** Exercise instructions **
When checking the entries below, count every line with the word "version", then give only that number.

........

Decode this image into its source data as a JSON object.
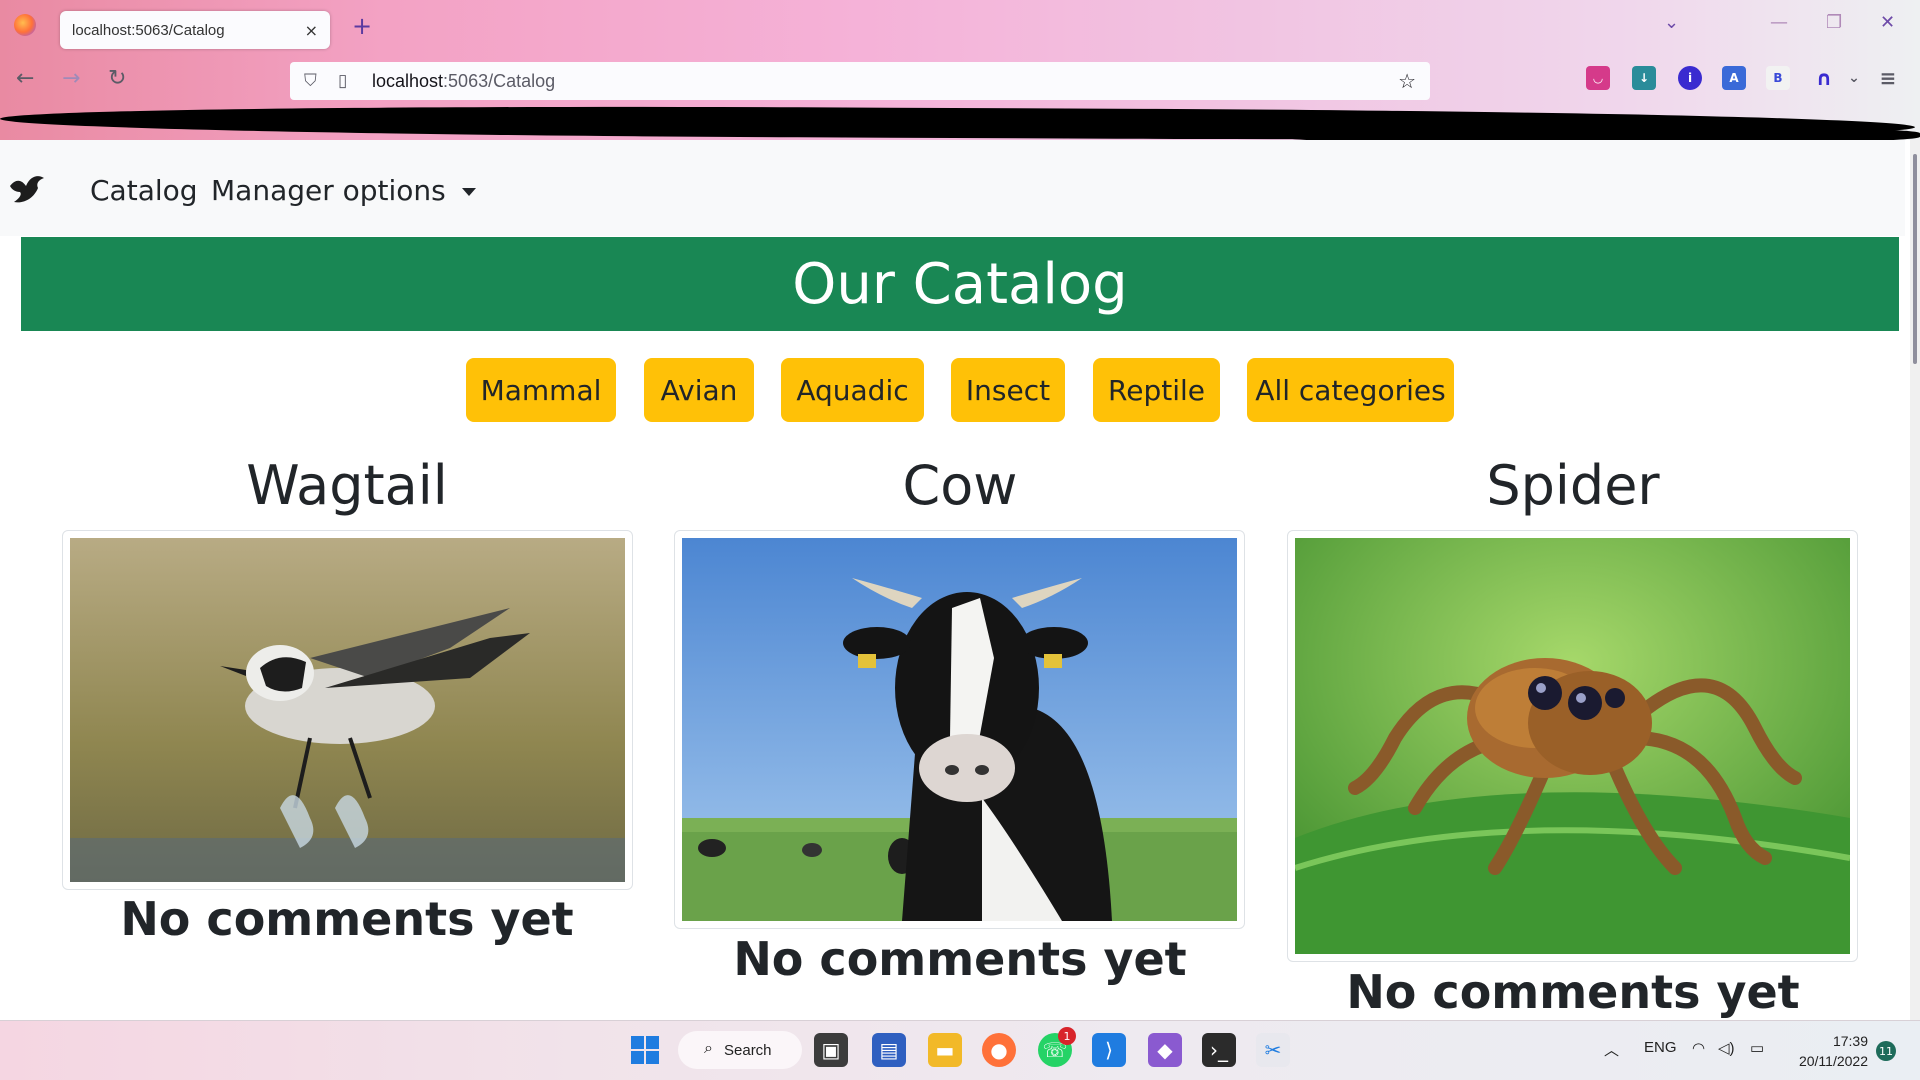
{
  "browser": {
    "tab_title": "localhost:5063/Catalog",
    "tab_close": "×",
    "new_tab": "+",
    "url_host": "localhost",
    "url_path": ":5063/Catalog",
    "extension_b_label": "B"
  },
  "navbar": {
    "catalog_label": "Catalog",
    "manager_label": "Manager options"
  },
  "hero": {
    "title": "Our Catalog"
  },
  "categories": [
    {
      "label": "Mammal"
    },
    {
      "label": "Avian"
    },
    {
      "label": "Aquadic"
    },
    {
      "label": "Insect"
    },
    {
      "label": "Reptile"
    },
    {
      "label": "All categories"
    }
  ],
  "cards": [
    {
      "name": "Wagtail",
      "comments": "No comments yet"
    },
    {
      "name": "Cow",
      "comments": "No comments yet"
    },
    {
      "name": "Spider",
      "comments": "No comments yet"
    }
  ],
  "taskbar": {
    "search_label": "Search",
    "language": "ENG",
    "time": "17:39",
    "date": "20/11/2022",
    "notification_count": "11",
    "whatsapp_badge": "1"
  },
  "colors": {
    "hero_bg": "#198754",
    "category_button": "#ffc107",
    "navbar_bg": "#f8f9fa"
  }
}
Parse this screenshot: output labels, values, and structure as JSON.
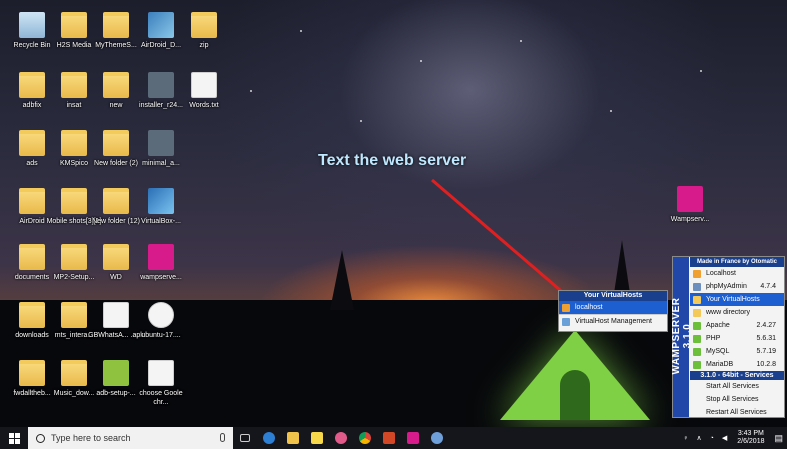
{
  "desktop": {
    "icons": [
      {
        "label": "Recycle Bin",
        "icon": "recycle-bin-icon"
      },
      {
        "label": "H2S Media",
        "icon": "folder-icon"
      },
      {
        "label": "MyThemeS...",
        "icon": "folder-icon"
      },
      {
        "label": "AirDroid_D...",
        "icon": "app-icon"
      },
      {
        "label": "zip",
        "icon": "folder-icon"
      },
      {
        "label": "adbfix",
        "icon": "folder-icon"
      },
      {
        "label": "insat",
        "icon": "folder-icon"
      },
      {
        "label": "new",
        "icon": "folder-icon"
      },
      {
        "label": "installer_r24...",
        "icon": "installer-icon"
      },
      {
        "label": "Words.txt",
        "icon": "text-file-icon"
      },
      {
        "label": "ads",
        "icon": "folder-icon"
      },
      {
        "label": "KMSpico",
        "icon": "folder-icon"
      },
      {
        "label": "New folder (2)",
        "icon": "folder-icon"
      },
      {
        "label": "minimal_a...",
        "icon": "setup-icon"
      },
      {
        "label": "AirDroid",
        "icon": "folder-icon"
      },
      {
        "label": "Mobile shots[3][1]",
        "icon": "folder-icon"
      },
      {
        "label": "New folder (12)",
        "icon": "folder-icon"
      },
      {
        "label": "VirtualBox-...",
        "icon": "virtualbox-icon"
      },
      {
        "label": "documents",
        "icon": "folder-icon"
      },
      {
        "label": "MP2-Setup...",
        "icon": "folder-icon"
      },
      {
        "label": "WD",
        "icon": "folder-icon"
      },
      {
        "label": "wampserve...",
        "icon": "wamp-icon"
      },
      {
        "label": "downloads",
        "icon": "folder-icon"
      },
      {
        "label": "mts_intera...",
        "icon": "folder-icon"
      },
      {
        "label": "GBWhatsA... .apk",
        "icon": "file-icon"
      },
      {
        "label": "ubuntu-17....",
        "icon": "disc-icon"
      },
      {
        "label": "fwdalltheb...",
        "icon": "folder-icon"
      },
      {
        "label": "Music_dow...",
        "icon": "folder-icon"
      },
      {
        "label": "adb-setup-...",
        "icon": "android-icon"
      },
      {
        "label": "choose Goole chr...",
        "icon": "image-icon"
      },
      {
        "label": "Wampserv...",
        "icon": "wamp-icon"
      }
    ]
  },
  "annotation": {
    "text": "Text the web server"
  },
  "virtualhosts_menu": {
    "header": "Your VirtualHosts",
    "items": [
      {
        "label": "localhost",
        "icon": "home-icon",
        "selected": true
      },
      {
        "label": "VirtualHost Management",
        "icon": "edit-icon",
        "selected": false
      }
    ]
  },
  "wamp_menu": {
    "side_label": "WAMPSERVER 3.1.0",
    "header": "Made in France by Otomatic",
    "items": [
      {
        "label": "Localhost",
        "icon": "home-icon",
        "version": "",
        "selected": false
      },
      {
        "label": "phpMyAdmin",
        "icon": "db-icon",
        "version": "4.7.4",
        "selected": false
      },
      {
        "label": "Your VirtualHosts",
        "icon": "folder-icon",
        "version": "",
        "selected": true
      },
      {
        "label": "www directory",
        "icon": "folder-icon",
        "version": "",
        "selected": false
      },
      {
        "label": "Apache",
        "icon": "apache-icon",
        "version": "2.4.27",
        "selected": false
      },
      {
        "label": "PHP",
        "icon": "php-icon",
        "version": "5.6.31",
        "selected": false
      },
      {
        "label": "MySQL",
        "icon": "mysql-icon",
        "version": "5.7.19",
        "selected": false
      },
      {
        "label": "MariaDB",
        "icon": "mariadb-icon",
        "version": "10.2.8",
        "selected": false
      }
    ],
    "subheader": "3.1.0 - 64bit - Services",
    "services": [
      {
        "label": "Start All Services"
      },
      {
        "label": "Stop All Services"
      },
      {
        "label": "Restart All Services"
      }
    ]
  },
  "taskbar": {
    "search_placeholder": "Type here to search",
    "time": "3:43 PM",
    "date": "2/6/2018"
  },
  "colors": {
    "menu_header": "#1a3f8c",
    "selection": "#1d5fd0",
    "annotation_text": "#bfe8ff",
    "arrow": "#e02020"
  }
}
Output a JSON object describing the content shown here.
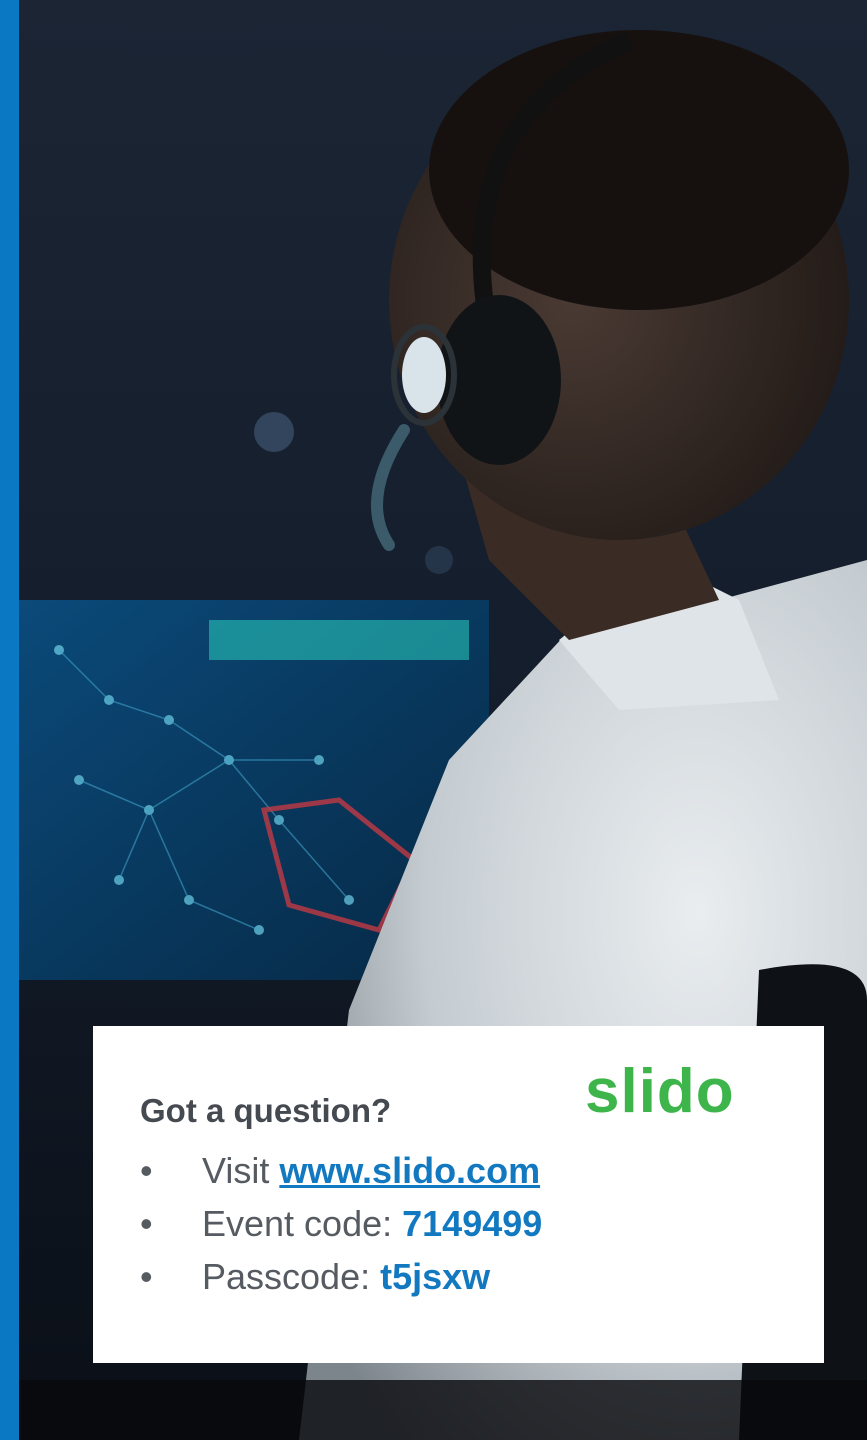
{
  "card": {
    "heading": "Got a question?",
    "logo_text": "slido",
    "items": [
      {
        "bullet": "•",
        "label": "Visit ",
        "value": "www.slido.com"
      },
      {
        "bullet": "•",
        "label": "Event code: ",
        "value": "7149499"
      },
      {
        "bullet": "•",
        "label": "Passcode: ",
        "value": "t5jsxw"
      }
    ]
  },
  "colors": {
    "accent_bar": "#0a78c2",
    "brand_green": "#3db54a",
    "link_blue": "#1279c1"
  }
}
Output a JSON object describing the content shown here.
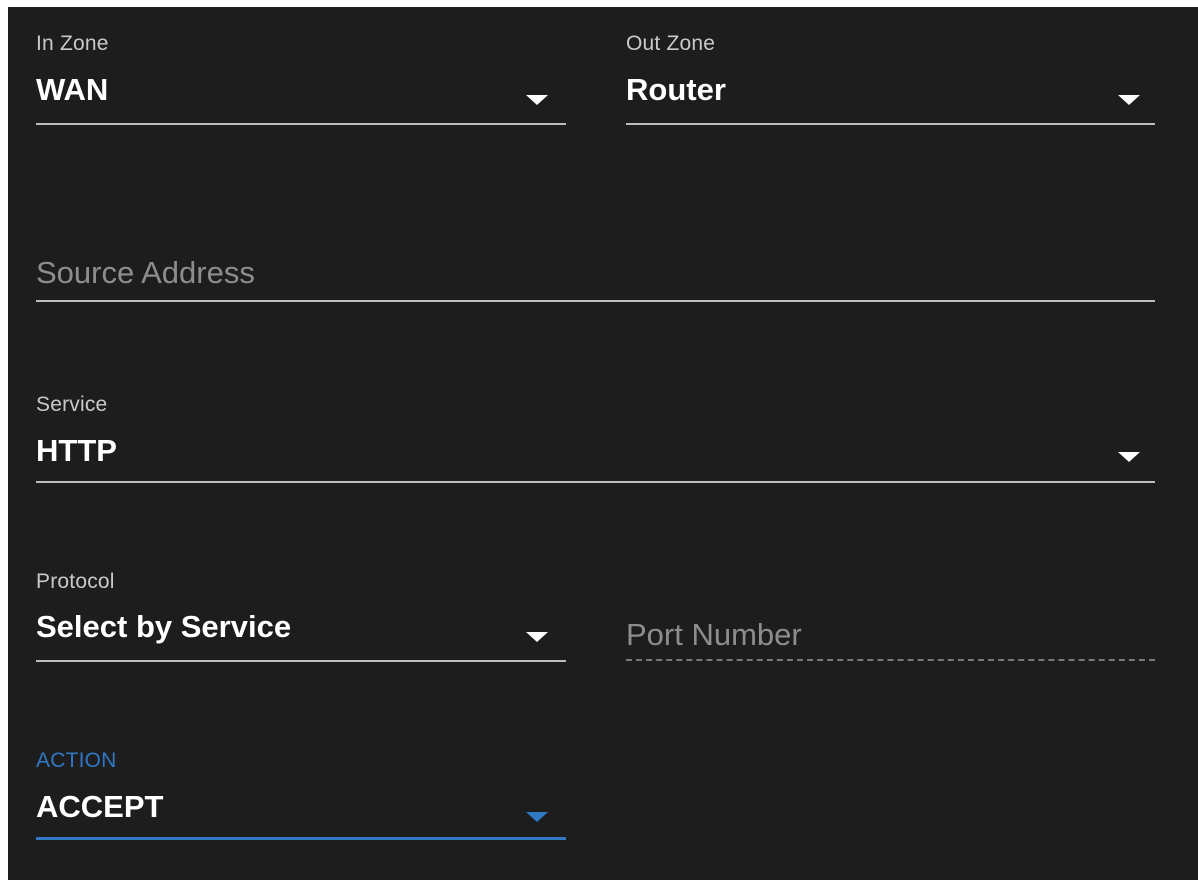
{
  "in_zone": {
    "label": "In Zone",
    "value": "WAN",
    "icon": "chevron-down-icon"
  },
  "out_zone": {
    "label": "Out Zone",
    "value": "Router",
    "icon": "chevron-down-icon"
  },
  "source_address": {
    "placeholder": "Source Address",
    "value": ""
  },
  "service": {
    "label": "Service",
    "value": "HTTP",
    "icon": "chevron-down-icon"
  },
  "protocol": {
    "label": "Protocol",
    "value": "Select by Service",
    "icon": "chevron-down-icon"
  },
  "port_number": {
    "placeholder": "Port Number",
    "value": ""
  },
  "action": {
    "label": "ACTION",
    "value": "ACCEPT",
    "icon": "chevron-down-icon"
  },
  "colors": {
    "background": "#1d1d1d",
    "text": "#ffffff",
    "label": "#c9c9c9",
    "placeholder": "#8d8d8d",
    "accent": "#2f78c4"
  }
}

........

** Finished exercise **
8